Medical innovators ease life for patients with disabilities


Del Ellerton

Dr. Ann Spungen, a spinal cord researcher at Icahn School of Medicine at Mt. Sinai University, speaks at a panel discussion about exoskeleton, robotic technology for paralysis patients at the No Barriers Summit in New York City on Oct. 5, 2018.


Medical innovators presented their work on technological advances for people with physical disabilities at the No Barriers Summit in New York City in early October to expand their reach and inspire others to make advances in bioengineering.

Researchers shared the latest technologies in supportive exoskeletons for patients paralyzed as a result of spinal cord injuries, as well as functional 3D-printed prosthetics and other mobility aids. Five Grady students attended the summit, as the national high school winner, to present their winning project. The team created sensory-friendly events for kids with sensory processing disorder and their families. They won $5,000 and the opportunity to present to students and teachers at the global summit.

Most people think of bugs when they hear the word “exoskeleton,” but to Dr. Ann Spungen, they’re life-changing medical devices. These supportive metal frames make it possible for a select few patients with paralysis from the waist down to walk.

“Believe it or not, 50 percent of the population gets excluded solely due to bone density, because people with spinal cord injuries can lose as much as 40 to 69 percent of their bone mass within two years of injury,” Dr. Spungen, of the Icahn School of Medicine at Mt. Sinai University, told summit attendees at the Intrepid Air, Sea & Space Museum on the Hudson River in lower Manhattan.

In spite of restrictions, exoskeletons are life-changing for those who qualify to use them, she said. Architect Robert Wu was paralyzed from the waist down in 2007 and was one of Dr. Spungen’s patients, who joined her to speak at the summit.

“Life was very devastating for me at the time,” said Wu. “But three years later, I was able to stand and walk using the exoskeleton … there’s just so much more I can do like this.”

Exoskeletons weren’t the only technologies presented at the No Barriers Life Panel. Jen Owen, co-founder of, presented the 3D-printed prosthetic that led to an influx of free online prosthetic hand designs. She says it all began with a cosplay.

“My husband and I decided to go to a Steampunk convention,” said Owen. “And for his costume, he made this giant metal hand that actually functioned when he moved his fingers.”

Jen and her husband Ivan posted a video of the working hand on Facebook and forgot about it until four months later, when a carpenter from South Africa contacted them.
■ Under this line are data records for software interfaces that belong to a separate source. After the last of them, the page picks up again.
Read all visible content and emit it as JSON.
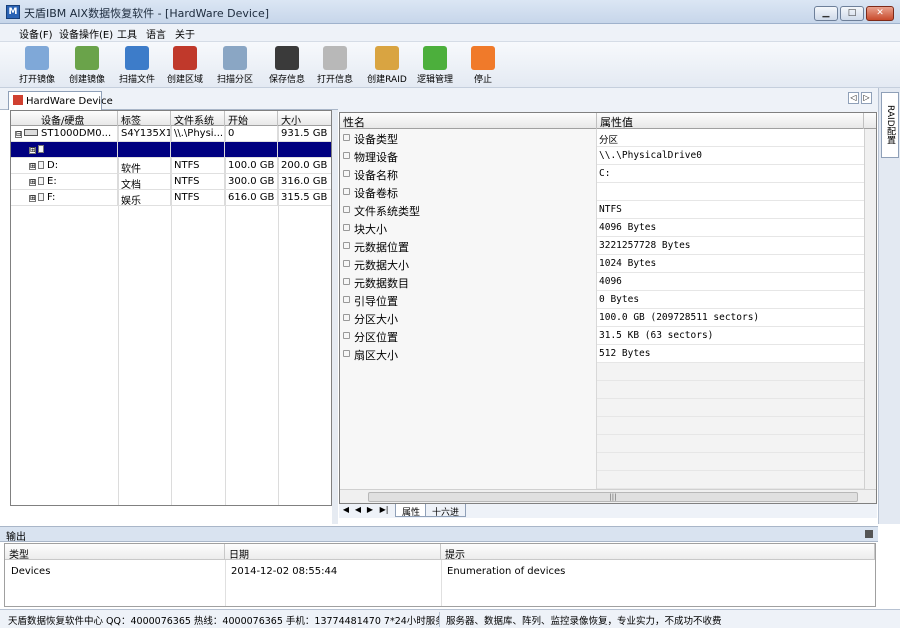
{
  "window": {
    "title": "天盾IBM AIX数据恢复软件 - [HardWare Device]",
    "app_icon_glyph": "M",
    "minimize_glyph": "▁",
    "maximize_glyph": "□",
    "close_glyph": "✕"
  },
  "menu": [
    "设备(F)",
    "设备操作(E)",
    "工具",
    "语言",
    "关于"
  ],
  "toolbar": [
    {
      "label": "打开镜像",
      "icon": "database-open-icon",
      "color": "#7fa8d8"
    },
    {
      "label": "创建镜像",
      "icon": "monitor-icon",
      "color": "#6aa34a"
    },
    {
      "label": "扫描文件",
      "icon": "scan-monitor-icon",
      "color": "#3d7cc9"
    },
    {
      "label": "创建区域",
      "icon": "disk-region-icon",
      "color": "#c0392b"
    },
    {
      "label": "扫描分区",
      "icon": "partition-scan-icon",
      "color": "#8aa6c4"
    },
    {
      "label": "保存信息",
      "icon": "floppy-save-icon",
      "color": "#3a3a3a"
    },
    {
      "label": "打开信息",
      "icon": "printer-open-icon",
      "color": "#b8b8b8"
    },
    {
      "label": "创建RAID",
      "icon": "raid-books-icon",
      "color": "#d9a441"
    },
    {
      "label": "逻辑管理",
      "icon": "gears-icon",
      "color": "#4caf3c"
    },
    {
      "label": "停止",
      "icon": "pause-icon",
      "color": "#f07a2a"
    }
  ],
  "left_panel": {
    "tab_label": "HardWare Device",
    "columns": [
      "设备/硬盘",
      "标签",
      "文件系统",
      "开始",
      "大小"
    ],
    "rows": [
      {
        "tree": "⊟",
        "kind": "disk",
        "name": "ST1000DM0...",
        "label": "S4Y135X1",
        "fs": "\\\\.\\Physi...",
        "start": "0",
        "size": "931.5 GB",
        "selected": false
      },
      {
        "tree": "⊞",
        "kind": "part",
        "name": "",
        "label": "",
        "fs": "",
        "start": "",
        "size": "",
        "selected": true
      },
      {
        "tree": "⊞",
        "kind": "part",
        "name": "D:",
        "label": "软件",
        "fs": "NTFS",
        "start": "100.0 GB",
        "size": "200.0 GB",
        "selected": false
      },
      {
        "tree": "⊞",
        "kind": "part",
        "name": "E:",
        "label": "文档",
        "fs": "NTFS",
        "start": "300.0 GB",
        "size": "316.0 GB",
        "selected": false
      },
      {
        "tree": "⊞",
        "kind": "part",
        "name": "F:",
        "label": "娱乐",
        "fs": "NTFS",
        "start": "616.0 GB",
        "size": "315.5 GB",
        "selected": false
      }
    ]
  },
  "right_panel": {
    "nav_prev": "◁",
    "nav_next": "▷",
    "side_tab": "RAID配置",
    "columns": [
      "性名",
      "属性值"
    ],
    "properties": [
      {
        "name": "设备类型",
        "value": "分区"
      },
      {
        "name": "物理设备",
        "value": "\\\\.\\PhysicalDrive0"
      },
      {
        "name": "设备名称",
        "value": "C:"
      },
      {
        "name": "设备卷标",
        "value": ""
      },
      {
        "name": "文件系统类型",
        "value": "NTFS"
      },
      {
        "name": "块大小",
        "value": "4096 Bytes"
      },
      {
        "name": "元数据位置",
        "value": "3221257728 Bytes"
      },
      {
        "name": "元数据大小",
        "value": "1024 Bytes"
      },
      {
        "name": "元数据数目",
        "value": "4096"
      },
      {
        "name": "引导位置",
        "value": "0 Bytes"
      },
      {
        "name": "分区大小",
        "value": "100.0 GB (209728511 sectors)"
      },
      {
        "name": "分区位置",
        "value": "31.5 KB (63 sectors)"
      },
      {
        "name": "扇区大小",
        "value": "512 Bytes"
      }
    ],
    "scroll_grip": "|||",
    "sheet_nav": [
      "◀",
      "◀",
      "▶",
      "▶|"
    ],
    "sheet_tabs": [
      "属性",
      "十六进"
    ]
  },
  "output": {
    "title": "输出",
    "columns": [
      "类型",
      "日期",
      "提示"
    ],
    "rows": [
      {
        "type": "Devices",
        "date": "2014-12-02 08:55:44",
        "message": "Enumeration of devices"
      }
    ]
  },
  "statusbar": {
    "left": "天盾数据恢复软件中心 QQ：4000076365 热线：4000076365 手机：13774481470  7*24小时服务",
    "right": "服务器、数据库、阵列、监控录像恢复，专业实力，不成功不收费"
  }
}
He had lost four fingers in an accident. He wanted to work with Ivan Owen to design replacement fingers, because a prosthetic would have cost him roughly $10,000.
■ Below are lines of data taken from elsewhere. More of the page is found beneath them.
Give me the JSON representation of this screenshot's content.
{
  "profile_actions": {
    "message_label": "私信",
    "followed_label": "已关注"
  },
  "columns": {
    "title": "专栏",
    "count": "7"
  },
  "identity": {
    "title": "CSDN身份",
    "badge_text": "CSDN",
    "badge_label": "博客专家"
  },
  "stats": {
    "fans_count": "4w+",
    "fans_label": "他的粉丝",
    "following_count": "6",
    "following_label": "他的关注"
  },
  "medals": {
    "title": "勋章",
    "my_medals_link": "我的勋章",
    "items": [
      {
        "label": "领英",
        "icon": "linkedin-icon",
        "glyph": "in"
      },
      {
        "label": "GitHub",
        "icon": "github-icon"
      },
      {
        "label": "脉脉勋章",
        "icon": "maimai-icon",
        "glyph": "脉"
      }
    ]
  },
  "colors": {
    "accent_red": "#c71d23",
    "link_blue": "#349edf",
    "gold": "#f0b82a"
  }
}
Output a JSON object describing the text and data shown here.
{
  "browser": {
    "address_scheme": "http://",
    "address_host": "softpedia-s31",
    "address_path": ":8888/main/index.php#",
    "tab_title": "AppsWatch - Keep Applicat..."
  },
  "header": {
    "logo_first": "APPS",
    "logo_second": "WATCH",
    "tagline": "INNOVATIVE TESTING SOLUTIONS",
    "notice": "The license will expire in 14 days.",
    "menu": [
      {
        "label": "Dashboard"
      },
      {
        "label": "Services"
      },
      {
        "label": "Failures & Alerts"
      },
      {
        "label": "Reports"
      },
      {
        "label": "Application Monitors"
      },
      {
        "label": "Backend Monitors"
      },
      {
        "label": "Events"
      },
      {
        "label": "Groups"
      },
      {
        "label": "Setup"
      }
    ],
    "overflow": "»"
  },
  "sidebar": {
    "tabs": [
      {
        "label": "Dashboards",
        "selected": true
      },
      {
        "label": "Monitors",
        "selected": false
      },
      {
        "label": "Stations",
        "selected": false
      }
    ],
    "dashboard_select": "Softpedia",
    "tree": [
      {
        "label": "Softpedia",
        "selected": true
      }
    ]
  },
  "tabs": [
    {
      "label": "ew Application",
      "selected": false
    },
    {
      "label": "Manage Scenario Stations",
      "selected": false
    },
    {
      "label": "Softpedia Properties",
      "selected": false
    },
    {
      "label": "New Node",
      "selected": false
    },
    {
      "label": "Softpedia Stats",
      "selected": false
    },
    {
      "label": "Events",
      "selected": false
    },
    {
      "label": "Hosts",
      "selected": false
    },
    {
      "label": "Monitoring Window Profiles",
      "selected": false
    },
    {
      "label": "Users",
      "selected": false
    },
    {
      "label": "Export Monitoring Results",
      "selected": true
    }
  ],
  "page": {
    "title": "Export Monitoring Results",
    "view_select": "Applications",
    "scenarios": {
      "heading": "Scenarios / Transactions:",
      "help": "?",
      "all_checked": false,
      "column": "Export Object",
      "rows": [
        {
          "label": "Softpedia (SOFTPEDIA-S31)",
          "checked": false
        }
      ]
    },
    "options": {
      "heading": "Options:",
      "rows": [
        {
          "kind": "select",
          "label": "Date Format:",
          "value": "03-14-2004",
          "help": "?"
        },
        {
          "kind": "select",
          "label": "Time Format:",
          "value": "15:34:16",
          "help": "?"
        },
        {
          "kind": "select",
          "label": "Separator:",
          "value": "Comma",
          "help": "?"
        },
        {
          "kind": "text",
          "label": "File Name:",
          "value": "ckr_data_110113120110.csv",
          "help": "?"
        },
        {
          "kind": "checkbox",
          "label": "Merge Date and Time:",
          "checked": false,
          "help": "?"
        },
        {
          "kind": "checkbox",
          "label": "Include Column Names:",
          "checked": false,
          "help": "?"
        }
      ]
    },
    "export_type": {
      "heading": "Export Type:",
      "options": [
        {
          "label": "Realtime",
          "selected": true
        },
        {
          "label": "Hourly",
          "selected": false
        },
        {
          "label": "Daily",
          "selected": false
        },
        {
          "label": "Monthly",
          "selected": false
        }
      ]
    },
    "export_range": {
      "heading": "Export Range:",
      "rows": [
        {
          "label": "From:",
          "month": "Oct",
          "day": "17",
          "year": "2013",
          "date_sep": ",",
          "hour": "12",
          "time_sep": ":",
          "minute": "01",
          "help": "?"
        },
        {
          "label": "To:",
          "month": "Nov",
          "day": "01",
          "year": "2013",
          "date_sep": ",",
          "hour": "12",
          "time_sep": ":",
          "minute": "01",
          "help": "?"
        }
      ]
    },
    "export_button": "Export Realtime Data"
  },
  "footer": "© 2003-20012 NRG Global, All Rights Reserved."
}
“They literally had to work together on Skype and email,” said Owen. “I don’t know if you’ve ever tried designing something for somebody without them there, but it doesn’t work very well.”

In the beginning, distance and cost forced Ivan Owen and the carpenter to get creative with supplies for their prototype prosthetic.

“Their first prototypes consisted of toilet paper tubes, rivets, leather, lots and lots of duct tape,” said Owen. “And after awhile, they starting stealing toys from the kids’ toy box and come up with a functioning prototype that could actually pick things up.”

Over time, more people contacted Owen with requests for prosthetics. To make design possible from a distance and accommodate the growing number of children who would soon outgrow their prosthetics, Owen began to collaborate with families using 3D printing.

After a video of Liam, a boy for whom Ivan Owen designed a prosthetic, went viral, people across the globe engaged in the project. Some offered to print the prosthetics with their 3D printers, others designed more prototypes, and families continued requesting prosthetics.

“I decided to take the original blog I had and turn it into a new one for a new kind of story,” said Owen. “I made it so I could share the stories that were coming in, and also media could find it.”

People began sending measurements of their kids’ hands to volunteers, and the project continues today. From their start at a cosplay convention, the Owens have turned one Steampunk hand into a global organization called E-Nable. While the hands aren’t as developed as more expensive prosthetics, they meet the needs of thousands.

“Things that we take for granted, these kids are excited about,” said Owen. “They want to hold onto their bike handles. They want to jump rope … it’s not really the function of the hand, it’s that they now feel like superheroes themselves.”